In the eighties and the early part of the nineties the Hodmandods were not particularly affluent. Some of the time we were students and the rest of the time young parents. We ate a lot of minced meat of one sort or another because it was cheap and easy to prepare and we all liked it. But now I know that this was the time when cattle were stumbling around their fields and then kicking the hands that milked them. Incredibly, the cows that were showing these symptoms of madness were dispatched quickly for slaughter and converted into meat. Altogether 640 billion doses of bovine spongiform encephalitis were consumed. No doubt the Hodmandods consumed some of them. It is a sobering thought.
According to this book if the prion had proved to have been as infectious as flu we would all be dead by now. But in fact there have been only 150 cases of vCJD. The agent which causes vCJD has not been very effective at crossing the species barrier. Furthermore it turns out that we have a genetic resistance to contracting the disease: individuals that are 'homozygotic' ie have the same two copies of a code to produce the amino acid methionine are more likely to get vCJD than those who have two different codes to make the protein.
This leads to a very interesting discussion on how our cannibalistic activities early in the history of mankind probably selected us to be resistant to prion disease.
There is no cure for prion disease yet but a way of preventing the build-up of amyloid plaques (dead misfolded proteins which occur in prion disease as well as in Parkinson's, multiple schlerosis, Alzheimers, Huntington's, Crohn's, rheumatoid arthritis and late onset diabetes) may be of benefit to many.
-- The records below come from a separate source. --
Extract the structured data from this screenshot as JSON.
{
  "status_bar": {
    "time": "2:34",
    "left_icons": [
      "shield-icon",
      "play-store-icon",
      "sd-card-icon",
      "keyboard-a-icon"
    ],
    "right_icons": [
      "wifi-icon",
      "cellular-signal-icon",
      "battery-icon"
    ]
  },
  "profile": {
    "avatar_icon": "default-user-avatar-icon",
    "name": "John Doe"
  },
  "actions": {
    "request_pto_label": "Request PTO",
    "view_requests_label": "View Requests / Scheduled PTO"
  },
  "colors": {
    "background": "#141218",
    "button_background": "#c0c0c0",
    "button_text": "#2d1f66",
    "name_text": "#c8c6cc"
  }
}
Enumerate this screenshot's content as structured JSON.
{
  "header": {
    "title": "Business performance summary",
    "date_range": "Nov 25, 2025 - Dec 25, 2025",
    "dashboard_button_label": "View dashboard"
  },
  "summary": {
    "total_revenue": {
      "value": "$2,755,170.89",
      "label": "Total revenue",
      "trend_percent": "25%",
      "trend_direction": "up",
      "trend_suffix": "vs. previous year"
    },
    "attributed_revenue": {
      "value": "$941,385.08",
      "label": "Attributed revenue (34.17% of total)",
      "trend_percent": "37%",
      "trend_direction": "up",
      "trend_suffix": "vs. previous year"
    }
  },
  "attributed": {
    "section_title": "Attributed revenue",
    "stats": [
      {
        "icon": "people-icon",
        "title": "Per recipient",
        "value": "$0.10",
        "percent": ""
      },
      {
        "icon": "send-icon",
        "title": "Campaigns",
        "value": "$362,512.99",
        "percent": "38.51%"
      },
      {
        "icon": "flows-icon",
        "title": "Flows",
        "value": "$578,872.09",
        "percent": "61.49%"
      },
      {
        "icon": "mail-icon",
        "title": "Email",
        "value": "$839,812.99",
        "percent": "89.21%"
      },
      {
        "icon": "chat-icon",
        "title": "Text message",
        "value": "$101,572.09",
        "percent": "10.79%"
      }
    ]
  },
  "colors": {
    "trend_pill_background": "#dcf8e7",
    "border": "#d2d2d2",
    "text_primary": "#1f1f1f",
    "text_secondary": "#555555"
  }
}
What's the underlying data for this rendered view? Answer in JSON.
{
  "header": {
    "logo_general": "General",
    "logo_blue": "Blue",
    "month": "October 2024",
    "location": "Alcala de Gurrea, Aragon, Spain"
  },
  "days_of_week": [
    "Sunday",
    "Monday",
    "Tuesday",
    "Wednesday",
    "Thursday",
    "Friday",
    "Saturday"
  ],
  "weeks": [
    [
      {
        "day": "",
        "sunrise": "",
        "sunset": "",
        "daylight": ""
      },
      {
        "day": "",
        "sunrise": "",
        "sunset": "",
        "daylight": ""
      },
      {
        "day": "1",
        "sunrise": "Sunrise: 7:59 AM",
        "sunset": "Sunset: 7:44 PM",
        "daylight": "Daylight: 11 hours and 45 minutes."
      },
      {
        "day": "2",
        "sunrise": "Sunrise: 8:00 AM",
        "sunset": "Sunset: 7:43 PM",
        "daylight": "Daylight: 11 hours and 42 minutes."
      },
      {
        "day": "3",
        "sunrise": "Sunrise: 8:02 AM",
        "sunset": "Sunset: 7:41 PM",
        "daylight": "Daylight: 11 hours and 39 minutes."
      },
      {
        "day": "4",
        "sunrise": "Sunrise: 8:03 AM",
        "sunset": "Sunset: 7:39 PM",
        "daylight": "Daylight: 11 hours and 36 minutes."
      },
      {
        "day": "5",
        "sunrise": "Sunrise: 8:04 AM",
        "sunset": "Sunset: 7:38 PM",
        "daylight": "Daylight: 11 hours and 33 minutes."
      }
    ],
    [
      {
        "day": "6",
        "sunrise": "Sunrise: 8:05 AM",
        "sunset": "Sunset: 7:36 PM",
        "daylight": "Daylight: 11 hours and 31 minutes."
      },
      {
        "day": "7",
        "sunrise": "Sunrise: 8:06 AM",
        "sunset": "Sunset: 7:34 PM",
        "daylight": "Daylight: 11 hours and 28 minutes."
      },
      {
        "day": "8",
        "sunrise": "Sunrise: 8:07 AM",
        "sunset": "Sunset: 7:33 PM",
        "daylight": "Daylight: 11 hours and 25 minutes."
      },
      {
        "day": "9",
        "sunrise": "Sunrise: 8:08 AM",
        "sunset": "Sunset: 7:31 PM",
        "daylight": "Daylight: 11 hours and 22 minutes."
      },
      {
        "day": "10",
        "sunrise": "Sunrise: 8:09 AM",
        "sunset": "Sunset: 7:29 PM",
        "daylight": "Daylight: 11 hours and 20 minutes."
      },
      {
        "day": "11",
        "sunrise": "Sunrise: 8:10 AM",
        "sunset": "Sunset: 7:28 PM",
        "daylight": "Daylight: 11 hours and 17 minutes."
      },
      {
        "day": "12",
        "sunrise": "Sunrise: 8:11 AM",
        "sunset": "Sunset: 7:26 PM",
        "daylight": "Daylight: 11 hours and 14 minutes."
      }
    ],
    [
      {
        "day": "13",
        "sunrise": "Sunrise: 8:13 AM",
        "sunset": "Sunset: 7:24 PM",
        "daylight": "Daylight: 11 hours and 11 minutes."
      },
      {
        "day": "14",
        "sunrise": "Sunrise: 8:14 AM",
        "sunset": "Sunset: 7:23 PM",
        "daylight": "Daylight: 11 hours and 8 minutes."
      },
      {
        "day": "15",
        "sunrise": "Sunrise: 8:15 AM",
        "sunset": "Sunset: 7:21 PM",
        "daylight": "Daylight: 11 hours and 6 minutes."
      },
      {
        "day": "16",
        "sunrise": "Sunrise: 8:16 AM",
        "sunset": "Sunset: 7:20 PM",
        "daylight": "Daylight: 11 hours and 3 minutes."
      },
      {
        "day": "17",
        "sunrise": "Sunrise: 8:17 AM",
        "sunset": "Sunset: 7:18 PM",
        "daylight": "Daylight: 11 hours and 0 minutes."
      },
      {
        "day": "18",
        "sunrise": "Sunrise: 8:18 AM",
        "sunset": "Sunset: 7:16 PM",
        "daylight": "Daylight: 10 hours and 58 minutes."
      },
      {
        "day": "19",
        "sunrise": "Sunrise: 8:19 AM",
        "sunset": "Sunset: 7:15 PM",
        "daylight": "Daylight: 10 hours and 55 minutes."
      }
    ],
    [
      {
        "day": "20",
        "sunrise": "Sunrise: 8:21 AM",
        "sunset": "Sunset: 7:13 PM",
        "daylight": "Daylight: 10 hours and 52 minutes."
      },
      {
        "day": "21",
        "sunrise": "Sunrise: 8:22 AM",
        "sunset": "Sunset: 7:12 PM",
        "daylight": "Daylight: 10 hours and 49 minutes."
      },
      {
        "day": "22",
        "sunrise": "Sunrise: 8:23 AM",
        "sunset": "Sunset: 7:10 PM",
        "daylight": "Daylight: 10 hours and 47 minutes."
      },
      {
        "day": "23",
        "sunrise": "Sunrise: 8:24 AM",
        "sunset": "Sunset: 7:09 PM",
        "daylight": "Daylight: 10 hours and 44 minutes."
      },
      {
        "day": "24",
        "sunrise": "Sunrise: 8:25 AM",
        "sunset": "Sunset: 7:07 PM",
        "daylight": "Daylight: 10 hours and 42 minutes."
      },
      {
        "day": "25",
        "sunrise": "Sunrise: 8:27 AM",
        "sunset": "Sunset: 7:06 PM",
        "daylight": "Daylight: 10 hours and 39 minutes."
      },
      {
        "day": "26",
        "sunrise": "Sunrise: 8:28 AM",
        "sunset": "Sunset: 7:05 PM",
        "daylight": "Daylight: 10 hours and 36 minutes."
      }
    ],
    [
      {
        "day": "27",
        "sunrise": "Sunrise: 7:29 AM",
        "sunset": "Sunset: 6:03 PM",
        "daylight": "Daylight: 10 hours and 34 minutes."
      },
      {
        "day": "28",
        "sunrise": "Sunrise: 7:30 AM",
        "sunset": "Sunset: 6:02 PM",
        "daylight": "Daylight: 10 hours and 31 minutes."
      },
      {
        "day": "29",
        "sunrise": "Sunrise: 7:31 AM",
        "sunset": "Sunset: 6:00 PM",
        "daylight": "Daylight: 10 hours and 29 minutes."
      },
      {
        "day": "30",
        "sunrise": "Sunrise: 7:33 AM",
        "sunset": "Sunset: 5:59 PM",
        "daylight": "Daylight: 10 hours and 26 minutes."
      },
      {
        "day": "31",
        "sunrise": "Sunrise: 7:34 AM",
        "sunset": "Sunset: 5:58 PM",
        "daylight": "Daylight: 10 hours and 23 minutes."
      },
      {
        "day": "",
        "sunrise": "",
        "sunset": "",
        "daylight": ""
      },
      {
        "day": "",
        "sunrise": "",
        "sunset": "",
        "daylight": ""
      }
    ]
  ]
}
The book ends by explaining the author's interest: he too has a degenerate disease, although his has a slow chronic nature. He is somewhat dismissive of his condition, and I suppose in comparison to FFI it seems less dramatic, but I found his attitude both heroic and affecting.